## DIRECTIONS FOR THIS TASK
Make a verbatim copy of the records; pictures stay out.

** MATERIAL FOR THE TASK follows **

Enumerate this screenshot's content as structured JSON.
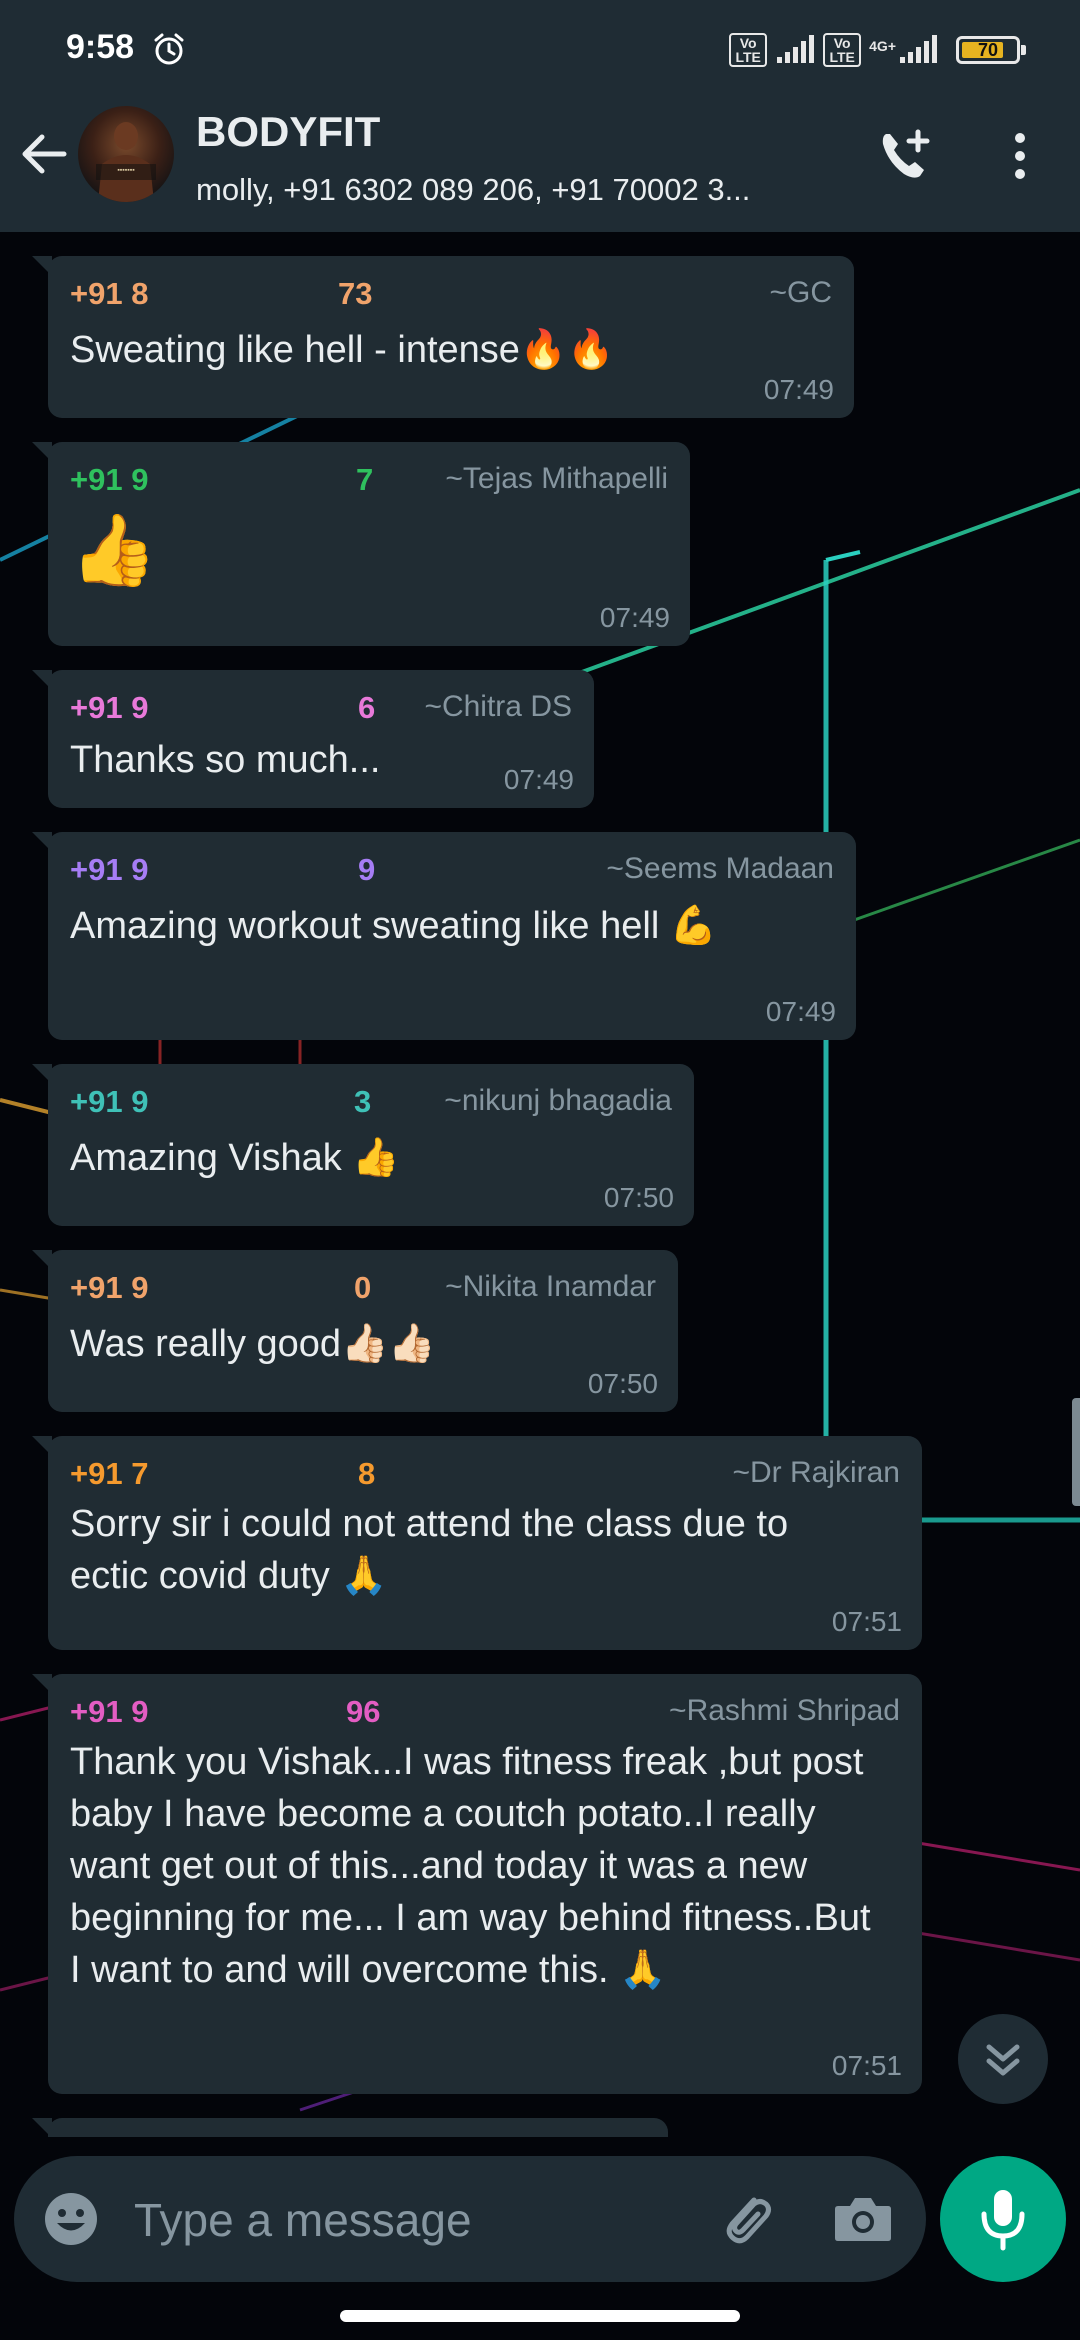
{
  "status_bar": {
    "time": "9:58",
    "sim1_label": "Vo LTE",
    "sim2_label": "Vo LTE",
    "network": "4G+",
    "battery_level": "70"
  },
  "header": {
    "group_name": "BODYFIT",
    "members": "molly, +91 6302 089 206, +91 70002 3..."
  },
  "messages": [
    {
      "phone_start": "+91 8",
      "phone_end": "73",
      "name": "~GC",
      "text": "Sweating like hell - intense🔥🔥",
      "time": "07:49",
      "color": "#f0a36b"
    },
    {
      "phone_start": "+91 9",
      "phone_end": "7",
      "name": "~Tejas Mithapelli",
      "text": "👍",
      "time": "07:49",
      "color": "#2fc15e"
    },
    {
      "phone_start": "+91 9",
      "phone_end": "6",
      "name": "~Chitra DS",
      "text": "Thanks so much...",
      "time": "07:49",
      "color": "#e879d9"
    },
    {
      "phone_start": "+91 9",
      "phone_end": "9",
      "name": "~Seems Madaan",
      "text": "Amazing workout sweating like hell 💪",
      "time": "07:49",
      "color": "#a67df5"
    },
    {
      "phone_start": "+91 9",
      "phone_end": "3",
      "name": "~nikunj bhagadia",
      "text": "Amazing Vishak 👍",
      "time": "07:50",
      "color": "#3fc1b7"
    },
    {
      "phone_start": "+91 9",
      "phone_end": "0",
      "name": "~Nikita Inamdar",
      "text": "Was really good👍🏻👍🏻",
      "time": "07:50",
      "color": "#f0a36b"
    },
    {
      "phone_start": "+91 7",
      "phone_end": "8",
      "name": "~Dr Rajkiran",
      "text": "Sorry sir i could not attend the class due to ectic covid duty 🙏",
      "time": "07:51",
      "color": "#f59a2e"
    },
    {
      "phone_start": "+91 9",
      "phone_end": "96",
      "name": "~Rashmi Shripad",
      "text": "Thank you Vishak...I was fitness freak ,but post baby I have become a coutch potato..I really want get out of this...and today it was a new beginning for me... I am way behind fitness..But I want to and will overcome this. 🙏",
      "time": "07:51",
      "color": "#e35dc3"
    }
  ],
  "composer": {
    "placeholder": "Type a message"
  }
}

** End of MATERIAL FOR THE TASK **

## SOLUTION
Enumerate this screenshot's content as structured JSON.
{
  "status_bar": {
    "time": "9:58",
    "sim1_label": "Vo LTE",
    "sim2_label": "Vo LTE",
    "network": "4G+",
    "battery_level": "70"
  },
  "header": {
    "group_name": "BODYFIT",
    "members": "molly, +91 6302 089 206, +91 70002 3..."
  },
  "messages": [
    {
      "phone_start": "+91 8",
      "phone_end": "73",
      "name": "~GC",
      "text": "Sweating like hell - intense🔥🔥",
      "time": "07:49",
      "color": "#f0a36b"
    },
    {
      "phone_start": "+91 9",
      "phone_end": "7",
      "name": "~Tejas Mithapelli",
      "text": "👍",
      "time": "07:49",
      "color": "#2fc15e"
    },
    {
      "phone_start": "+91 9",
      "phone_end": "6",
      "name": "~Chitra DS",
      "text": "Thanks so much...",
      "time": "07:49",
      "color": "#e879d9"
    },
    {
      "phone_start": "+91 9",
      "phone_end": "9",
      "name": "~Seems Madaan",
      "text": "Amazing workout sweating like hell 💪",
      "time": "07:49",
      "color": "#a67df5"
    },
    {
      "phone_start": "+91 9",
      "phone_end": "3",
      "name": "~nikunj bhagadia",
      "text": "Amazing Vishak 👍",
      "time": "07:50",
      "color": "#3fc1b7"
    },
    {
      "phone_start": "+91 9",
      "phone_end": "0",
      "name": "~Nikita Inamdar",
      "text": "Was really good👍🏻👍🏻",
      "time": "07:50",
      "color": "#f0a36b"
    },
    {
      "phone_start": "+91 7",
      "phone_end": "8",
      "name": "~Dr Rajkiran",
      "text": "Sorry sir i could not attend the class due to ectic covid duty 🙏",
      "time": "07:51",
      "color": "#f59a2e"
    },
    {
      "phone_start": "+91 9",
      "phone_end": "96",
      "name": "~Rashmi Shripad",
      "text": "Thank you Vishak...I was fitness freak ,but post baby I have become a coutch potato..I really want get out of this...and today it was a new beginning for me... I am way behind fitness..But I want to and will overcome this. 🙏",
      "time": "07:51",
      "color": "#e35dc3"
    }
  ],
  "composer": {
    "placeholder": "Type a message"
  }
}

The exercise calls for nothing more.